Key senator comments on House bill: Republican Sen. Rand Paul of Kentucky has vowed all week to slow the voting process beyond the midnight shutdown deadline if a stopgap bill includes funding for the war in Ukraine.

He told CNN on Saturday that he will not slow down the Senate's consideration of the House GOP's 45-day spending bill — which, crucially, does not include Ukraine funding — if it passes the House and the Senate takes it up.

This gives lawmakers a path to consider the spending bill very quickly in the Senate, possibly avoiding a shutdown (or at least shortening it), as long as the bill passes the House and Senate Majority Leader Chuck Schumer brings it to the Senate floor.

1:17 p.m. ET, September 30, 2023

Key Democrat says it's a "huge problem" that GOP proposal lacks Ukraine funding

From CNN’s Annie Grayer

House Democratic Caucus Chair Pete Aguilar speaks during a press conference on September 29.
House Democratic Caucus Chair Pete Aguilar speaks during a press conference on September 29. Anna Moneymaker/Getty Images

House Democratic Caucus Chair Pete Aguilar says “it’s a huge problem” that the short-term bill proposed by Republicans to avert a government shutdown does not include funding for Ukraine.

House Democrats are still combing over the stopgap bill to figure out if they support it, Aguilar said.

"(House Speaker) Kevin McCarthy and the Republican conference have proven time and time again that they don't care about the freedom of the Ukrainian people, and they turn their backs on them time and time again," Aguilar said. "And his anti-Ukraine, pro-Putin caucus is pretty strong."

Aguilar wouldn’t say how he would vote on the bill, and emphasized he is waiting until Democrats have done a full analysis of the text. 

“We're close to scrubbing it (reading through the whole text). We will give that analysis to the Democratic members as soon as we have the opportunity to do so,” Aguilar said.

12:53 p.m. ET, September 30, 2023

Kevin McCarthy's speakership is on the line. He says he's willing to risk the job to avert a shutdown

House Speaker Kevin McCarthy speaks with members of the media following a meeting of the Republican House caucus on September 30, 2023 in Washington, DC.
House Speaker Kevin McCarthy speaks with members of the media following a meeting of the Republican House caucus on September 30, 2023 in Washington, DC. Nathan Howard/Getty Images
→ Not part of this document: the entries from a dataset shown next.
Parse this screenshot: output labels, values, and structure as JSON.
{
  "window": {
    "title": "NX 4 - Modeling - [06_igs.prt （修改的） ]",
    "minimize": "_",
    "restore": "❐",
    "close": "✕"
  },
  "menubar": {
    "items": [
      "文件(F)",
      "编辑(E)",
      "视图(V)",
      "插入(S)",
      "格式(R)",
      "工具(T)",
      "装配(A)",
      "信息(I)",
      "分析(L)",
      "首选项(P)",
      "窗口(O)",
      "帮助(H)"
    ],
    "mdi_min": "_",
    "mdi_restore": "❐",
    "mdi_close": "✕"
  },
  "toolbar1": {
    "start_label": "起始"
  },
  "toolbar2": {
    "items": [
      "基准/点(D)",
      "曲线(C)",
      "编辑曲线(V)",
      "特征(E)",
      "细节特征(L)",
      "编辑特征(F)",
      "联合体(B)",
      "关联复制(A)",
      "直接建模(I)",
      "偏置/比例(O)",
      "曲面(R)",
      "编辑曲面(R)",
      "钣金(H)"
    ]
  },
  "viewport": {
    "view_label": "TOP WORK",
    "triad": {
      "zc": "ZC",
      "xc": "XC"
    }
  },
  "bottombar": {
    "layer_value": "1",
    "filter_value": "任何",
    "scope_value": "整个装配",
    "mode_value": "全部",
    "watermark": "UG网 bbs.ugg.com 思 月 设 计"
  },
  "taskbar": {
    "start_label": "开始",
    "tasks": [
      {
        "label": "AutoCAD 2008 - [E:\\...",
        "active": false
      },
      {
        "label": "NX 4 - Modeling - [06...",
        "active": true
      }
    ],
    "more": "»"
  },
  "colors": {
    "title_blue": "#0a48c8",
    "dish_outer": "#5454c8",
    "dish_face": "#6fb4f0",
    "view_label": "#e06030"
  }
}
House Speaker Kevin McCarthy is facing threats of removal from the speakership from hardline conservatives in his party — and he could be further imperiled by his last-minute effort to pass a stopgap spending bill today and avert a government shutdown.

McCarthy emerged from a fast-evolving morning of meetings to say the House will vote on a 45-day short-term spending bill as soon as possible. To do so, Republicans are expected to bring the bill under a suspension of the rules, meaning a sizable number of Democrats will be needed to pass it.

Asked if he is concerned that a member, including Republican Rep. Matt Gaetz of Florida, could move to oust him over this bill, McCarthy replied, “If I have to risk my job for standing up for the American public, I will do that.”

Gaetz has been threatening McCarthy’s speakership almost daily and has warned him against working with Democrats on a funding measure. Gaetz has said House Republicans who work with Democrats to avoid a shutdown would be signing their own “political death warrant.”

Gaetz has been vocal in floating the possibility of using a motion to vacate against McCarthy over his handling of shutdown negotiations – a move that can trigger a House floor vote to oust the speaker.

CNN's Lauren Fox, Melanie Zanona, Annie Grayer and Manu Raju contributed reporting to this post.